Delivering the unsaid
Springback to make the best jump. Springback to sit in the first row, and be ready to get not on but into the stage. Take a breath, springback and dive in even in a state of apnea and against the ticking of time.
Springback during Spring Forward was moving counterclockwise – a challenging experience, a spinning programme that turned me into a whirling massage for my own brain. I felt like a squeezed citrus afterwards but know that my bloodfruit hasn’t been wasted.
I saw people sweating onstage and sometimes someone crying in the audience. Beads of water all around. I guess this effort was my kind of fuel. Words distilled from grey matter, lactic acid from my mind, iron drops… This was my personal version of the gift and the giving that lays down performing arts on both sides.
To create is to burn; making an effort bigger than required to get a result, wasting energy doing the opposite of what one does in ordinary life, but from all this burning the light comes…the light that makes art shine and bodies onstage beautiful. A delivery by pushing, a birth by whispering. The intense, tight schedule and nearly impossible deadlines were necessary to achieve that generous level of giving, an intellectual marathon owed to artists and audience alike.
It was a gift for myself as well, a unique opportunity to fail while being monitored and mentored by a silver pen that played with and cleaned up my thoughts; pure exercises near to miracles accompanied by principles in the form of advice. Writing in English for one for whom Italian is the mother-tongue was a changing-dress session. Donald [Hutera] acted as a goldsmith who warms precious metals by manipulating them to softness; so I felt my grammar and mind structure turning into magma to be reshaped. Issuing forth from the double language became a plus, a double layer, a stock where we could keep the unsaid.
A lot was actually kept unsaid because of the format we’d been given: short and concise, requiring us to be able to distill spirits in drops. We were artisans of writing who flashed in glimpses, using technology to spread our voices like ghosts haunting places we visited and performances we attended. Tweets are arrows, like haiku is to poetry, but these short forms are often shortcuts for silliness. And yet this project can be a way to fight such a superficial use of brevity. I felt happy with the conditions, and propose to make this kind of experiment long-lasting by spreading it around to different festivals of the network as a huge platform involving more groups and diverse targets but merging them altogether.

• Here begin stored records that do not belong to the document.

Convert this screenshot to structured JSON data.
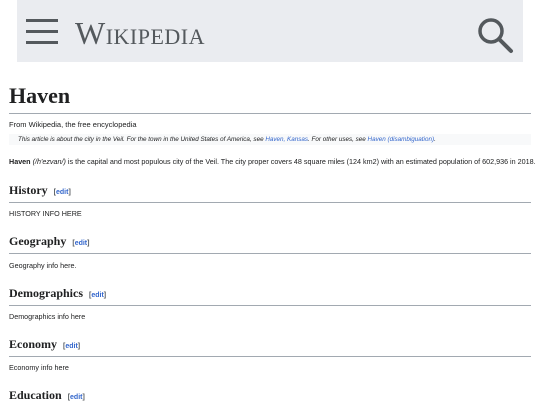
{
  "header": {
    "menu_icon": "hamburger-menu-icon",
    "logo_text": "Wikipedia",
    "search_icon": "search-icon"
  },
  "article": {
    "title": "Haven",
    "tagline": "From Wikipedia, the free encyclopedia",
    "hatnote": {
      "part1": "This article is about the city in the Veil. For the town in the United States of America, see ",
      "link1": "Haven, Kansas",
      "part2": ". For other uses, see ",
      "link2": "Haven (disambiguation)",
      "part3": "."
    },
    "lead": {
      "name": "Haven",
      "pronunciation": "(/h'ezvan/)",
      "text": " is the capital and most populous city of the Veil. The city proper covers 48 square miles (124 km2) with an estimated population of 602,936 in 2018."
    },
    "sections": [
      {
        "title": "History",
        "edit": "[edit]",
        "body": "HISTORY INFO HERE"
      },
      {
        "title": "Geography",
        "edit": "[edit]",
        "body": "Geography info here."
      },
      {
        "title": "Demographics",
        "edit": "[edit]",
        "body": "Demographics info here"
      },
      {
        "title": "Economy",
        "edit": "[edit]",
        "body": "Economy info here"
      },
      {
        "title": "Education",
        "edit": "[edit]",
        "body": ""
      }
    ]
  },
  "colors": {
    "header_bg": "#eaecf0",
    "link": "#3366cc",
    "divider": "#a2a9b1"
  }
}
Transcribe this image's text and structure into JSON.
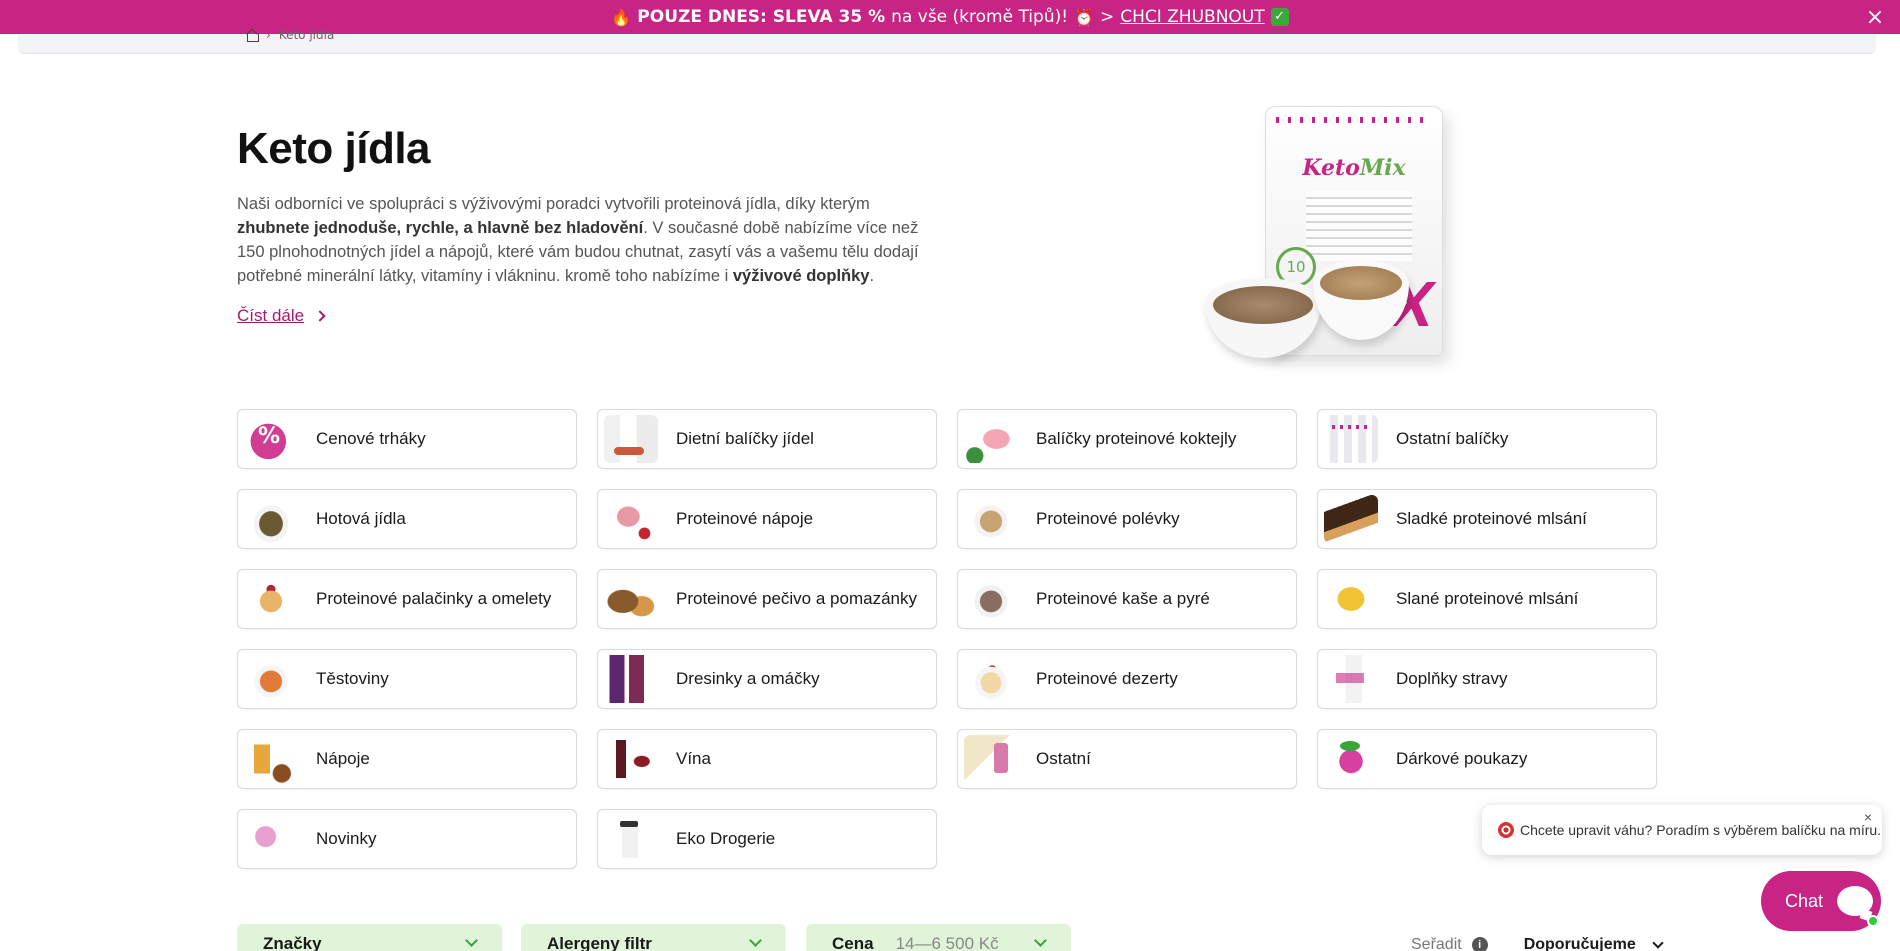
{
  "promo": {
    "fire": "🔥",
    "bold": "POUZE DNES: SLEVA 35 %",
    "rest": "na vše (kromě Tipů)!",
    "alarm": "⏰",
    "arrow": ">",
    "cta": "CHCI ZHUBNOUT",
    "check": "✓",
    "close": "×"
  },
  "breadcrumb": {
    "current": "Keto jídla"
  },
  "hero": {
    "title": "Keto jídla",
    "p1": "Naši odborníci ve spolupráci s výživovými poradci vytvořili proteinová jídla, díky kterým ",
    "b1": "zhubnete jednoduše, rychle, a hlavně bez hladovění",
    "p2": ". V současné době nabízíme více než 150 plnohodnotných jídel a nápojů, které vám budou chutnat, zasytí vás a vašemu tělu dodají potřebné minerální látky, vitamíny i vlákninu. kromě toho nabízíme i ",
    "b2": "výživové doplňky",
    "p3": ".",
    "read_more": "Číst dále"
  },
  "product_image": {
    "brand_a": "Keto",
    "brand_b": "Mix",
    "portions": "10",
    "mark": "X"
  },
  "categories": [
    {
      "label": "Cenové trháky",
      "thumb": "t-sale"
    },
    {
      "label": "Dietní balíčky jídel",
      "thumb": "t-pack"
    },
    {
      "label": "Balíčky proteinové koktejly",
      "thumb": "t-shake"
    },
    {
      "label": "Ostatní balíčky",
      "thumb": "t-other"
    },
    {
      "label": "Hotová jídla",
      "thumb": "t-meal"
    },
    {
      "label": "Proteinové nápoje",
      "thumb": "t-drink"
    },
    {
      "label": "Proteinové polévky",
      "thumb": "t-soup"
    },
    {
      "label": "Sladké proteinové mlsání",
      "thumb": "t-sweet"
    },
    {
      "label": "Proteinové palačinky a omelety",
      "thumb": "t-pancake"
    },
    {
      "label": "Proteinové pečivo a pomazánky",
      "thumb": "t-bread"
    },
    {
      "label": "Proteinové kaše a pyré",
      "thumb": "t-porridge"
    },
    {
      "label": "Slané proteinové mlsání",
      "thumb": "t-chips"
    },
    {
      "label": "Těstoviny",
      "thumb": "t-pasta"
    },
    {
      "label": "Dresinky a omáčky",
      "thumb": "t-sauce"
    },
    {
      "label": "Proteinové dezerty",
      "thumb": "t-dessert"
    },
    {
      "label": "Doplňky stravy",
      "thumb": "t-supp"
    },
    {
      "label": "Nápoje",
      "thumb": "t-bev"
    },
    {
      "label": "Vína",
      "thumb": "t-wine"
    },
    {
      "label": "Ostatní",
      "thumb": "t-misc"
    },
    {
      "label": "Dárkové poukazy",
      "thumb": "t-gift"
    },
    {
      "label": "Novinky",
      "thumb": "t-new"
    },
    {
      "label": "Eko Drogerie",
      "thumb": "t-eko"
    }
  ],
  "chat": {
    "message": "Chcete upravit váhu? Poradím s výběrem balíčku na míru.",
    "close": "×",
    "button": "Chat"
  },
  "filters": {
    "brands": "Značky",
    "allergens": "Alergeny filtr",
    "price": "Cena",
    "price_range": "14—6 500 Kč"
  },
  "sort": {
    "label": "Seřadit",
    "info": "i",
    "value": "Doporučujeme"
  }
}
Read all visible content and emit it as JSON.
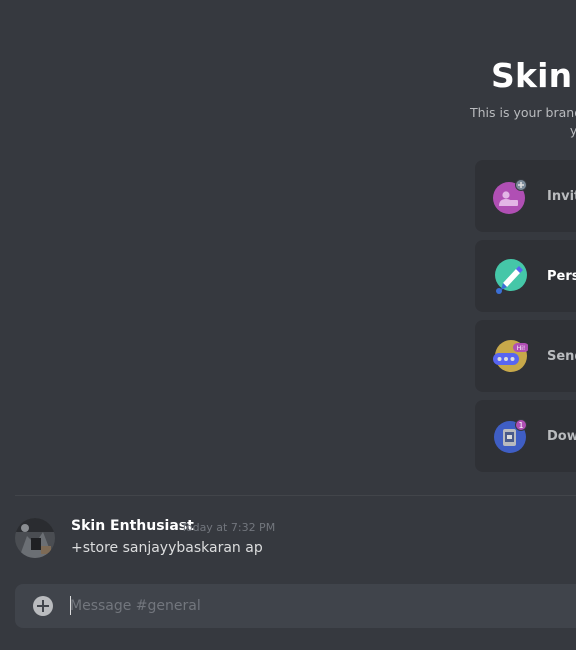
{
  "welcome": {
    "title": "Skin Enthusiast",
    "subtitle_line1": "This is your brand new, shiny server. Here are some steps to help",
    "subtitle_line2": "you get started."
  },
  "cards": [
    {
      "label": "Invite your friends",
      "icon": "invite-friends-icon"
    },
    {
      "label": "Personalize your server with an icon",
      "icon": "personalize-brush-icon"
    },
    {
      "label": "Send your first message",
      "icon": "send-message-icon"
    },
    {
      "label": "Download the Discord App",
      "icon": "download-app-icon"
    }
  ],
  "message": {
    "author": "Skin Enthusiast",
    "timestamp": "Today at 7:32 PM",
    "content": "+store sanjayybaskaran ap"
  },
  "composer": {
    "placeholder": "Message #general"
  },
  "colors": {
    "background": "#36393f",
    "card": "#2f3136",
    "input": "#40444b",
    "text_muted": "#72767d"
  }
}
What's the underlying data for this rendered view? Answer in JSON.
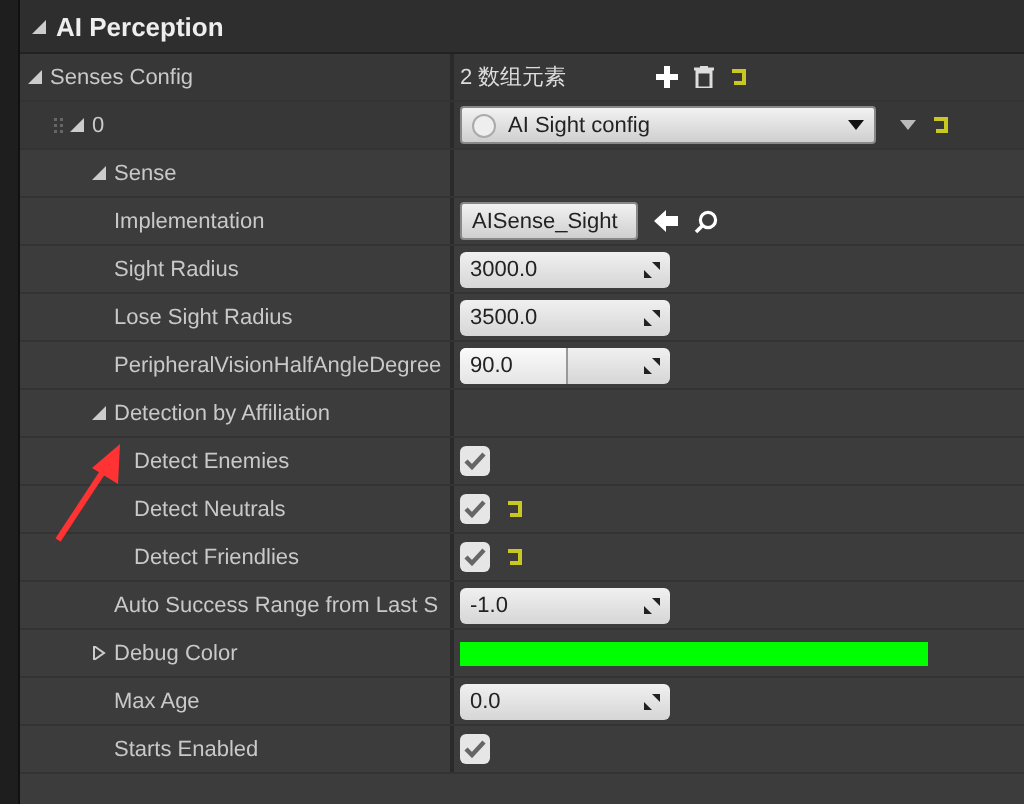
{
  "panel": {
    "title": "AI Perception",
    "expanded": true
  },
  "rows": [
    {
      "label": "Senses Config",
      "expanded": true,
      "kind": "array",
      "value": "2 数组元素",
      "resettable": true,
      "children": [
        {
          "label": "0",
          "kind": "element",
          "expanded": true,
          "value": "AI Sight config",
          "resettable": true,
          "children": [
            {
              "label": "Sense",
              "expanded": true,
              "children": [
                {
                  "label": "Implementation",
                  "kind": "asset",
                  "value": "AISense_Sight"
                },
                {
                  "label": "Sight Radius",
                  "kind": "number",
                  "value": "3000.0"
                },
                {
                  "label": "Lose Sight Radius",
                  "kind": "number",
                  "value": "3500.0"
                },
                {
                  "label": "PeripheralVisionHalfAngleDegree",
                  "kind": "slider",
                  "value": "90.0",
                  "level": 0.5
                },
                {
                  "label": "Detection by Affiliation",
                  "expanded": true,
                  "children": [
                    {
                      "label": "Detect Enemies",
                      "kind": "checkbox",
                      "checked": true,
                      "resettable": false
                    },
                    {
                      "label": "Detect Neutrals",
                      "kind": "checkbox",
                      "checked": true,
                      "resettable": true
                    },
                    {
                      "label": "Detect Friendlies",
                      "kind": "checkbox",
                      "checked": true,
                      "resettable": true
                    }
                  ]
                },
                {
                  "label": "Auto Success Range from Last S",
                  "kind": "number",
                  "value": "-1.0"
                },
                {
                  "label": "Debug Color",
                  "kind": "color",
                  "expanded": false,
                  "color": "#00ff00"
                },
                {
                  "label": "Max Age",
                  "kind": "number",
                  "value": "0.0"
                },
                {
                  "label": "Starts Enabled",
                  "kind": "checkbox",
                  "checked": true,
                  "resettable": false
                }
              ]
            }
          ]
        }
      ]
    }
  ],
  "annotation": {
    "kind": "arrow"
  }
}
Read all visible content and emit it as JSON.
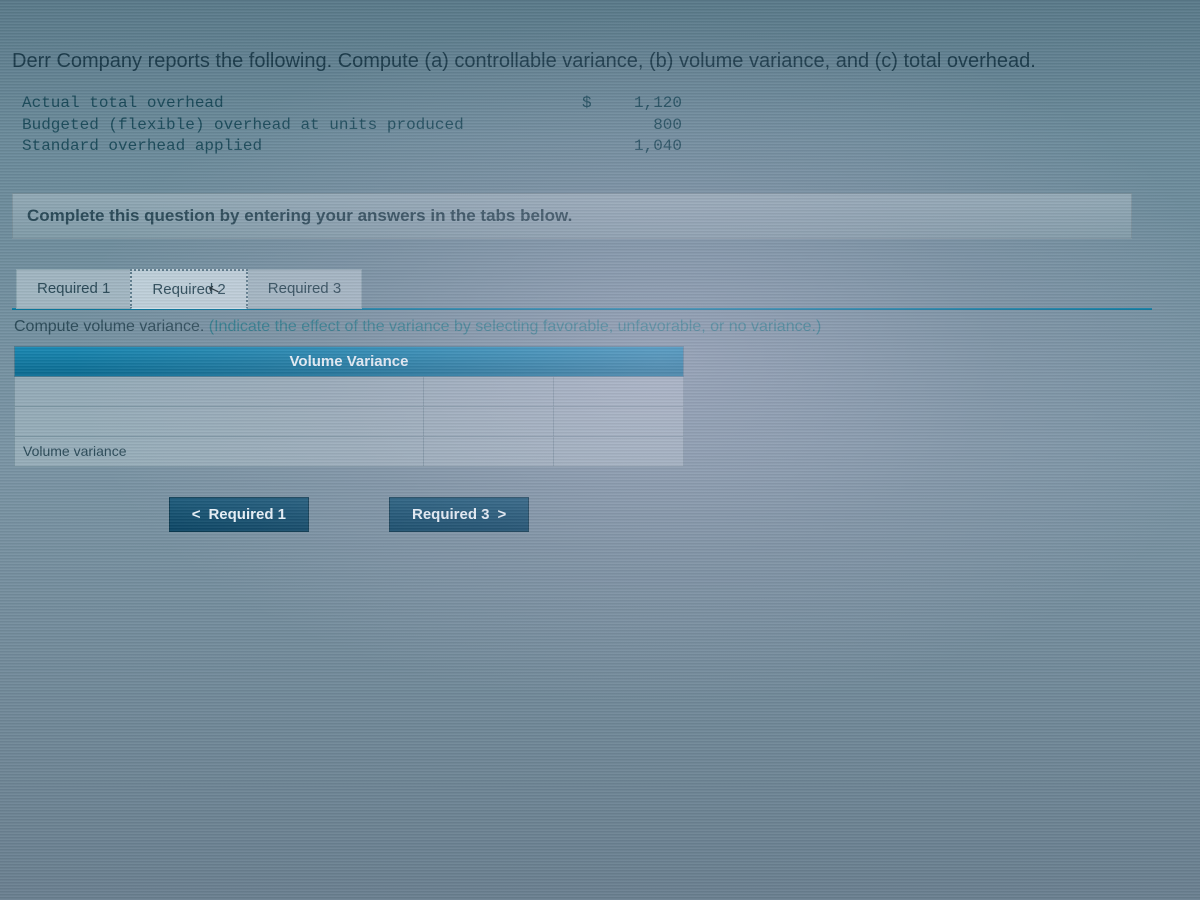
{
  "question": "Derr Company reports the following. Compute (a) controllable variance, (b) volume variance, and (c) total overhead.",
  "data_rows": [
    {
      "label": "Actual total overhead",
      "dollar": "$",
      "value": "1,120"
    },
    {
      "label": "Budgeted (flexible) overhead at units produced",
      "dollar": "",
      "value": "800"
    },
    {
      "label": "Standard overhead applied",
      "dollar": "",
      "value": "1,040"
    }
  ],
  "instruction": "Complete this question by entering your answers in the tabs below.",
  "tabs": [
    {
      "label": "Required 1",
      "active": false
    },
    {
      "label": "Required 2",
      "active": true
    },
    {
      "label": "Required 3",
      "active": false
    }
  ],
  "sub_instruction_lead": "Compute volume variance. ",
  "sub_instruction_hint": "(Indicate the effect of the variance by selecting favorable, unfavorable, or no variance.)",
  "table": {
    "header": "Volume Variance",
    "rows": [
      {
        "label": "",
        "value": "",
        "select": ""
      },
      {
        "label": "",
        "value": "",
        "select": ""
      },
      {
        "label": "Volume variance",
        "value": "",
        "select": ""
      }
    ]
  },
  "nav": {
    "prev": "Required 1",
    "next": "Required 3"
  },
  "chevrons": {
    "left": "<",
    "right": ">"
  }
}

What I probably missed was that merging and a sharing of the spinning that was inside my body and brain, and within my little group. I would’ve loved more open discussions, more meetings with all the groups and maybe some live chat – moments with audiences who weren’t in Umea.